The other paper, titled "Architecture of the linker-scaffold in the nuclear pore," describes how the research team determined the entire structure of the NPC's linker-scaffold—the collection of proteins that help hold the NPC together while also allowing it to open and close and adjust itself to fit the molecules that pass through.

Hoelz compares the NPC to a set of Lego bricks that don't lock together but are held connected by elastic bands that keep them basically in place while enabling them to wander about.

“I call these unstructured glue pieces the ‘dark matter of the pore,'” Hoelz explains. “This elegant arrangement of spaghetti noodles holds everything together.” 

The technique for determining the structure of the linker-scaffold was similar to that used to determine the structure of the other elements of the NPC. The scientists produced and purified huge amounts of the various types of linker and scaffold proteins, examined individual connections using a number of biochemical studies and imaging techniques, then evaluated them piece by piece to see how they fit together in the whole NPC.

They tested their findings by making mutations in the genes that code for each of the linker proteins in a live cell. They could anticipate what would happen to the structure of the cell's NPCs when those faulty proteins were injected since they understood how those mutations would modify the chemical properties and form of a certain linker protein, rendering it dysfunctional. They knew they had the proper arrangement of linker proteins if the cell's NPCs were functionally and structurally deficient in the way they predicted.

“A cell is much more complicated than the simple system we create in a test tube, so it is necessary to verify that results obtained from in vitro experiments hold up in vivo,” Petrovic explains.

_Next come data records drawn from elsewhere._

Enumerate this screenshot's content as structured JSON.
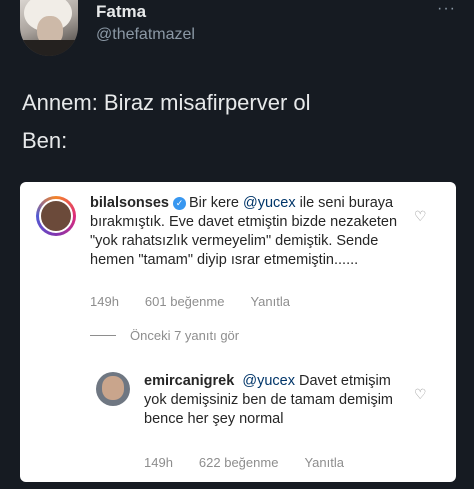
{
  "tweet": {
    "author_name": "Fatma",
    "author_handle": "@thefatmazel",
    "more_icon": "···",
    "lines": [
      "Annem: Biraz misafirperver ol",
      "Ben:"
    ]
  },
  "instagram_screenshot": {
    "comments": [
      {
        "username": "bilalsonses",
        "verified": true,
        "text_before_mention": "Bir kere ",
        "mention": "@yucex",
        "text_after_mention": " ile seni buraya bırakmıştık. Eve davet etmiştin bizde nezaketen \"yok rahatsızlık vermeyelim\" demiştik. Sende hemen \"tamam\" diyip ısrar etmemiştin......",
        "time": "149h",
        "likes": "601 beğenme",
        "reply_label": "Yanıtla"
      },
      {
        "username": "emircanigrek",
        "verified": false,
        "text_before_mention": "",
        "mention": "@yucex",
        "text_after_mention": " Davet etmişim yok demişsiniz ben de tamam demişim bence her şey normal",
        "time": "149h",
        "likes": "622 beğenme",
        "reply_label": "Yanıtla"
      }
    ],
    "view_replies": "Önceki 7 yanıtı gör",
    "heart_icon": "♡",
    "verified_icon": "✓"
  },
  "colors": {
    "background": "#161b22",
    "card": "#ffffff",
    "verified": "#3897f0",
    "secondary_text": "#8e8e8e"
  }
}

The completion of the NPC's outer face also contributed to the resolution of a long-standing conundrum surrounding the nuclear envelope, the double membrane system that surrounds the nucleus. The nuclear membrane, like the cell membrane inside which the nucleus dwells, is not entirely smooth. Integral membrane proteins (IMPs) are molecules that serve a number of functions, including functioning as receptors and aiding in the catalysis of biological events.

Although IMPs may be found on both the inner and outer borders of the nuclear envelope, how they go from one side to the other has remained a mystery. Because IMPs are locked inside the membrane, they are unable to pass via the NPC's primary transport channel like free-floating molecules.

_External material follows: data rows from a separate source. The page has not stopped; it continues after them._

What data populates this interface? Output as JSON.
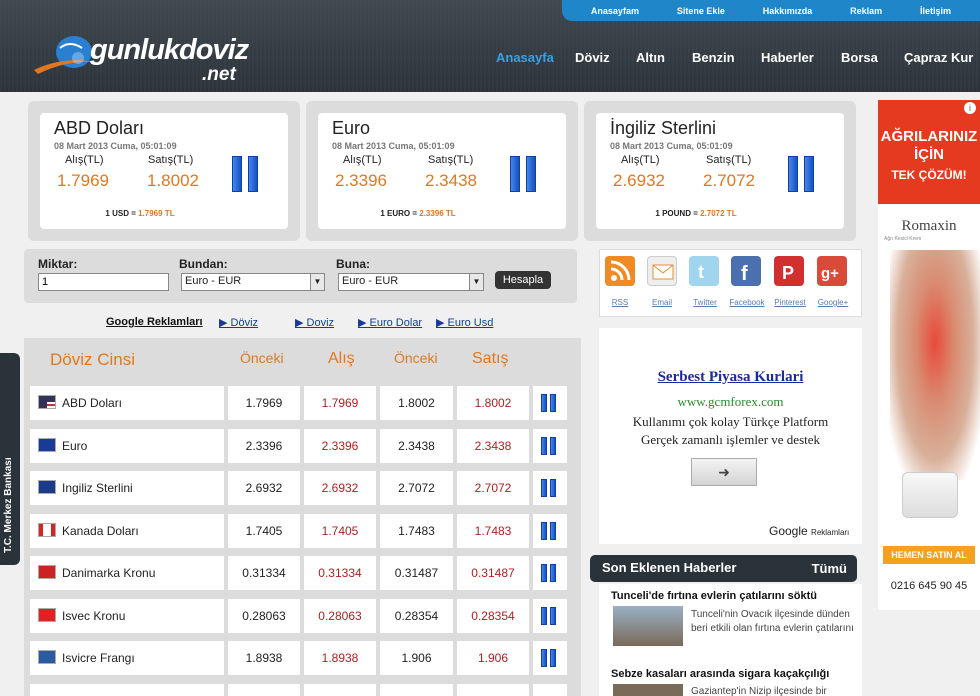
{
  "topnav": [
    "Anasayfam",
    "Sitene Ekle",
    "Hakkımızda",
    "Reklam",
    "İletişim"
  ],
  "logo": {
    "main": "gunlukdoviz",
    "ext": ".net"
  },
  "mainnav": [
    "Anasayfa",
    "Döviz",
    "Altın",
    "Benzin",
    "Haberler",
    "Borsa",
    "Çapraz Kur"
  ],
  "cards": [
    {
      "name": "ABD Doları",
      "date": "08 Mart 2013 Cuma, 05:01:09",
      "alis_label": "Alış(TL)",
      "satis_label": "Satış(TL)",
      "alis": "1.7969",
      "satis": "1.8002",
      "conv_prefix": "1 USD = ",
      "conv_value": "1.7969 TL"
    },
    {
      "name": "Euro",
      "date": "08 Mart 2013 Cuma, 05:01:09",
      "alis_label": "Alış(TL)",
      "satis_label": "Satış(TL)",
      "alis": "2.3396",
      "satis": "2.3438",
      "conv_prefix": "1 EURO = ",
      "conv_value": "2.3396 TL"
    },
    {
      "name": "İngiliz Sterlini",
      "date": "08 Mart 2013 Cuma, 05:01:09",
      "alis_label": "Alış(TL)",
      "satis_label": "Satış(TL)",
      "alis": "2.6932",
      "satis": "2.7072",
      "conv_prefix": "1 POUND = ",
      "conv_value": "2.7072 TL"
    }
  ],
  "converter": {
    "miktar_label": "Miktar:",
    "miktar_value": "1",
    "bundan_label": "Bundan:",
    "bundan_value": "Euro - EUR",
    "buna_label": "Buna:",
    "buna_value": "Euro - EUR",
    "button": "Hesapla"
  },
  "google_ads": {
    "label": "Google Reklamları",
    "links": [
      "▶ Döviz",
      "▶ Doviz",
      "▶ Euro Dolar",
      "▶ Euro Usd"
    ]
  },
  "table": {
    "headers": [
      "Döviz Cinsi",
      "Önceki",
      "Alış",
      "Önceki",
      "Satış"
    ],
    "rows": [
      {
        "name": "ABD Doları",
        "flag": "us-flag",
        "prev_buy": "1.7969",
        "buy": "1.7969",
        "prev_sell": "1.8002",
        "sell": "1.8002"
      },
      {
        "name": "Euro",
        "flag": "eu-flag",
        "prev_buy": "2.3396",
        "buy": "2.3396",
        "prev_sell": "2.3438",
        "sell": "2.3438"
      },
      {
        "name": "Ingiliz Sterlini",
        "flag": "uk-flag",
        "prev_buy": "2.6932",
        "buy": "2.6932",
        "prev_sell": "2.7072",
        "sell": "2.7072"
      },
      {
        "name": "Kanada Doları",
        "flag": "canada-flag",
        "prev_buy": "1.7405",
        "buy": "1.7405",
        "prev_sell": "1.7483",
        "sell": "1.7483"
      },
      {
        "name": "Danimarka Kronu",
        "flag": "denmark-flag",
        "prev_buy": "0.31334",
        "buy": "0.31334",
        "prev_sell": "0.31487",
        "sell": "0.31487"
      },
      {
        "name": "Isvec Kronu",
        "flag": "swiss-flag",
        "prev_buy": "0.28063",
        "buy": "0.28063",
        "prev_sell": "0.28354",
        "sell": "0.28354"
      },
      {
        "name": "Isvicre Frangı",
        "flag": "sweden-flag",
        "prev_buy": "1.8938",
        "buy": "1.8938",
        "prev_sell": "1.906",
        "sell": "1.906"
      }
    ]
  },
  "side_tab": "T.C. Merkez Bankası",
  "social": [
    {
      "icon": "rss-icon",
      "label": "RSS"
    },
    {
      "icon": "email-icon",
      "label": "Email"
    },
    {
      "icon": "twitter-icon",
      "label": "Twitter"
    },
    {
      "icon": "facebook-icon",
      "label": "Facebook"
    },
    {
      "icon": "pinterest-icon",
      "label": "Pinterest"
    },
    {
      "icon": "googleplus-icon",
      "label": "Google+"
    }
  ],
  "ad": {
    "title": "Serbest Piyasa Kurlari",
    "url": "www.gcmforex.com",
    "line1": "Kullanımı çok kolay Türkçe Platform",
    "line2": "Gerçek zamanlı işlemler ve destek",
    "footer": "Reklamları",
    "footer_brand": "Google"
  },
  "news": {
    "title": "Son Eklenen Haberler",
    "all": "Tümü",
    "items": [
      {
        "headline": "Tunceli'de fırtına evlerin çatılarını söktü",
        "text": "Tunceli'nin Ovacık ilçesinde dünden beri etkili olan fırtına evlerin çatılarını"
      },
      {
        "headline": "Sebze kasaları arasında sigara kaçakçılığı",
        "text": "Gaziantep'in Nizip ilçesinde bir"
      }
    ]
  },
  "banner": {
    "line1": "AĞRILARINIZ",
    "line2": "İÇİN",
    "line3": "TEK ÇÖZÜM!",
    "brand": "Romaxin",
    "tagline": "Ağrı Kesici Krem",
    "cta": "HEMEN SATIN AL",
    "phone": "0216 645 90 45"
  },
  "colors": {
    "accent": "#e07820",
    "link": "#1a3a9a",
    "dark": "#2a323a",
    "nav_blue": "#1f86c9"
  }
}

Once Hoelz's team established the structure of the NPC's linker-scaffold, they recognized that it allowed for the production of small "gutters" around its outer edge, which allow IMPs to pass through the NPC from one side of the nuclear envelope to the other while remaining entrenched in the membrane.

“It explains a lot of things that have been enigmatic in the field. I am very happy to see that the central transport channel indeed has the ability to dilate and form lateral gates for these IMPs, as we had originally proposed more than a decade ago,” Hoelz adds.

The findings of the two articles, taken combined, constitute a significant advance in scientists' knowledge of how the human NPC is created and functions. The findings of the researchers pave the way for considerably further investigation.  “Having determined its structure, we can now focus on working out the molecular bases for the NPC’s functions, such as how mRNA gets exported and the underlying causes for the many NPC-associated diseases with the goal of developing novel therapies,” Hoelz says.